DIRECTIONS:
Wherever the string "HTML" occurs in a line of these records, report that line.

EXERCISE INPUT:
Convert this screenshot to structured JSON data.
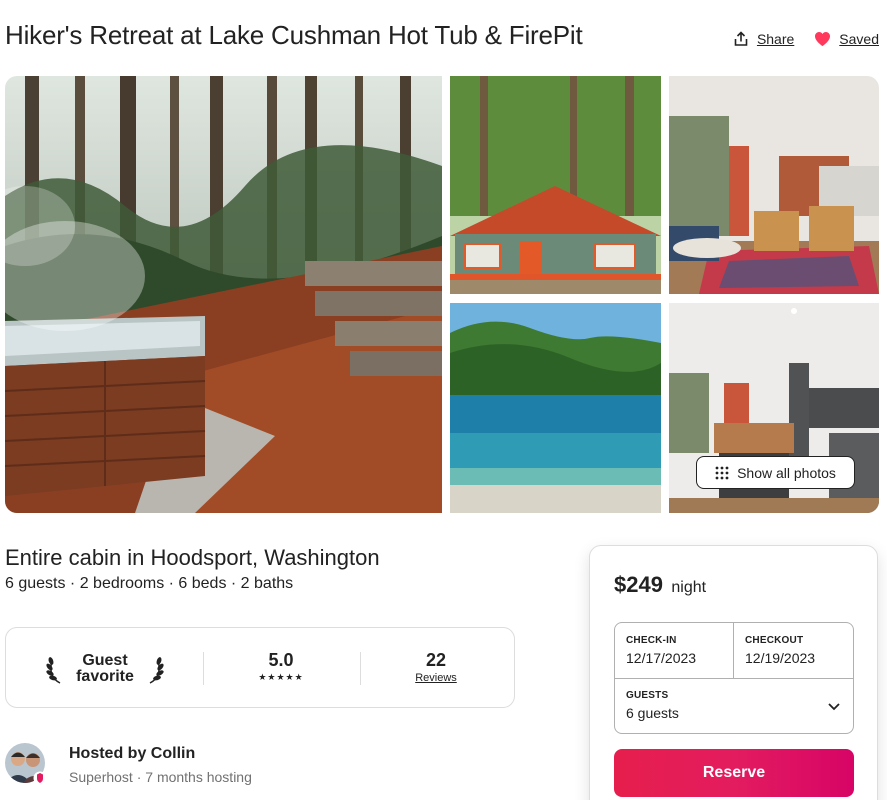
{
  "listing": {
    "title": "Hiker's Retreat at Lake Cushman Hot Tub & FirePit",
    "share_label": "Share",
    "saved_label": "Saved",
    "show_all_photos_label": "Show all photos",
    "subtitle": "Entire cabin in Hoodsport, Washington",
    "details": "6 guests · 2 bedrooms · 6 beds · 2 baths"
  },
  "guest_favorite": {
    "label_line1": "Guest",
    "label_line2": "favorite",
    "rating": "5.0",
    "stars": "★★★★★",
    "reviews_count": "22",
    "reviews_label": "Reviews"
  },
  "host": {
    "name": "Hosted by Collin",
    "meta": "Superhost · 7 months hosting"
  },
  "booking": {
    "price": "$249",
    "price_unit": "night",
    "checkin_label": "CHECK-IN",
    "checkin_value": "12/17/2023",
    "checkout_label": "CHECKOUT",
    "checkout_value": "12/19/2023",
    "guests_label": "GUESTS",
    "guests_value": "6 guests",
    "reserve_label": "Reserve"
  },
  "icons": {
    "share": "share-icon",
    "saved": "heart-icon",
    "grid": "grid-icon",
    "laurel": "laurel-icon",
    "chevron": "chevron-down-icon",
    "superhost_badge": "superhost-badge-icon"
  },
  "colors": {
    "accent": "#E31C5F",
    "heart": "#FF385C",
    "text": "#222222",
    "muted": "#717171",
    "border": "#DDDDDD"
  }
}
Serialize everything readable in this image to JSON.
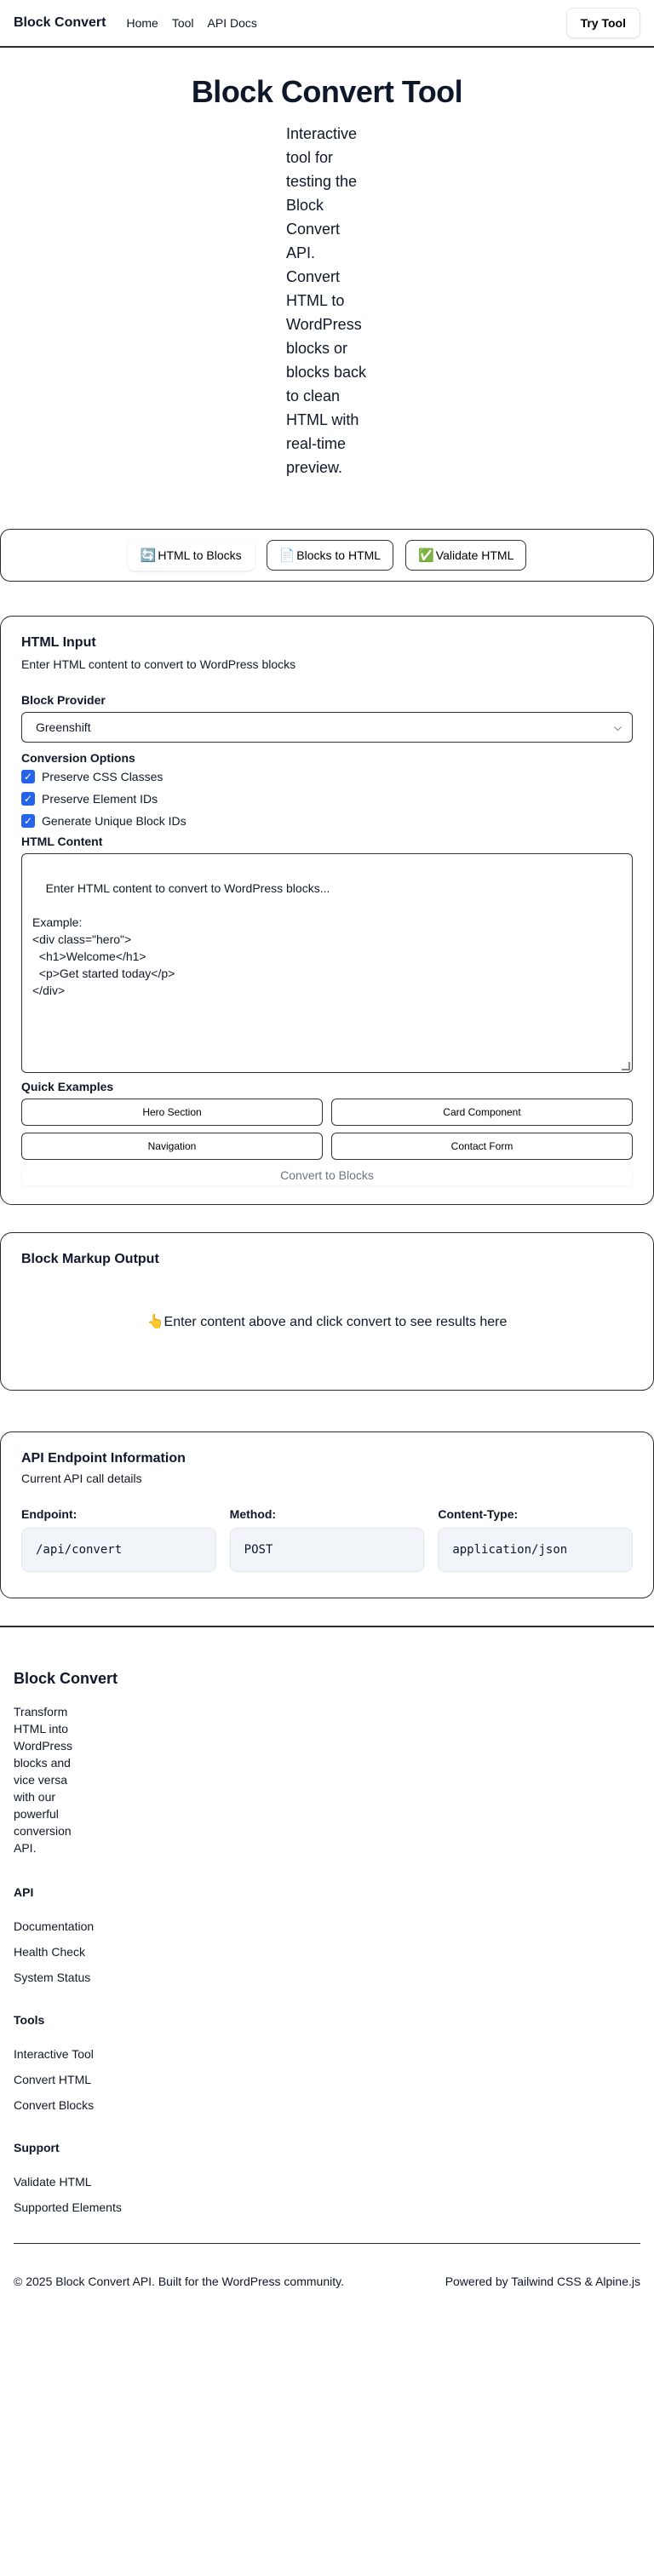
{
  "header": {
    "brand": "Block Convert",
    "nav": [
      "Home",
      "Tool",
      "API Docs"
    ],
    "try_button": "Try Tool"
  },
  "hero": {
    "title": "Block Convert Tool",
    "description": "Interactive tool for testing the Block Convert API. Convert HTML to WordPress blocks or blocks back to clean HTML with real-time preview."
  },
  "tabs": [
    {
      "icon": "🔄",
      "icon_name": "arrows-cycle-icon",
      "label": "HTML to Blocks"
    },
    {
      "icon": "📄",
      "icon_name": "document-icon",
      "label": "Blocks to HTML"
    },
    {
      "icon": "✅",
      "icon_name": "check-mark-icon",
      "label": "Validate HTML"
    }
  ],
  "input_card": {
    "title": "HTML Input",
    "subtitle": "Enter HTML content to convert to WordPress blocks",
    "provider_label": "Block Provider",
    "provider_value": "Greenshift",
    "options_label": "Conversion Options",
    "options": [
      "Preserve CSS Classes",
      "Preserve Element IDs",
      "Generate Unique Block IDs"
    ],
    "content_label": "HTML Content",
    "placeholder": "Enter HTML content to convert to WordPress blocks...\n\nExample:\n<div class=\"hero\">\n  <h1>Welcome</h1>\n  <p>Get started today</p>\n</div>",
    "quick_label": "Quick Examples",
    "quick_examples": [
      "Hero Section",
      "Card Component",
      "Navigation",
      "Contact Form"
    ],
    "convert_button": "Convert to Blocks"
  },
  "output_card": {
    "title": "Block Markup Output",
    "icon": "👆",
    "message": "Enter content above and click convert to see results here"
  },
  "api_card": {
    "title": "API Endpoint Information",
    "subtitle": "Current API call details",
    "fields": [
      {
        "label": "Endpoint:",
        "value": "/api/convert"
      },
      {
        "label": "Method:",
        "value": "POST"
      },
      {
        "label": "Content-Type:",
        "value": "application/json"
      }
    ]
  },
  "footer": {
    "brand": "Block Convert",
    "description": "Transform HTML into WordPress blocks and vice versa with our powerful conversion API.",
    "sections": [
      {
        "heading": "API",
        "links": [
          "Documentation",
          "Health Check",
          "System Status"
        ]
      },
      {
        "heading": "Tools",
        "links": [
          "Interactive Tool",
          "Convert HTML",
          "Convert Blocks"
        ]
      },
      {
        "heading": "Support",
        "links": [
          "Validate HTML",
          "Supported Elements"
        ]
      }
    ],
    "copyright": "© 2025 Block Convert API. Built for the WordPress community.",
    "powered_by": "Powered by Tailwind CSS & Alpine.js"
  }
}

EXERCISE ANSWER:
    "description": "Interactive tool for testing the Block Convert API. Convert HTML to WordPress blocks or blocks back to clean HTML with real-time preview."
      "label": "HTML to Blocks"
      "label": "Blocks to HTML"
      "label": "Validate HTML"
    "title": "HTML Input",
    "subtitle": "Enter HTML content to convert to WordPress blocks",
    "content_label": "HTML Content",
    "placeholder": "Enter HTML content to convert to WordPress blocks...\n\nExample:\n<div class=\"hero\">\n  <h1>Welcome</h1>\n  <p>Get started today</p>\n</div>",
    "description": "Transform HTML into WordPress blocks and vice versa with our powerful conversion API.",
          "Convert HTML",
          "Validate HTML",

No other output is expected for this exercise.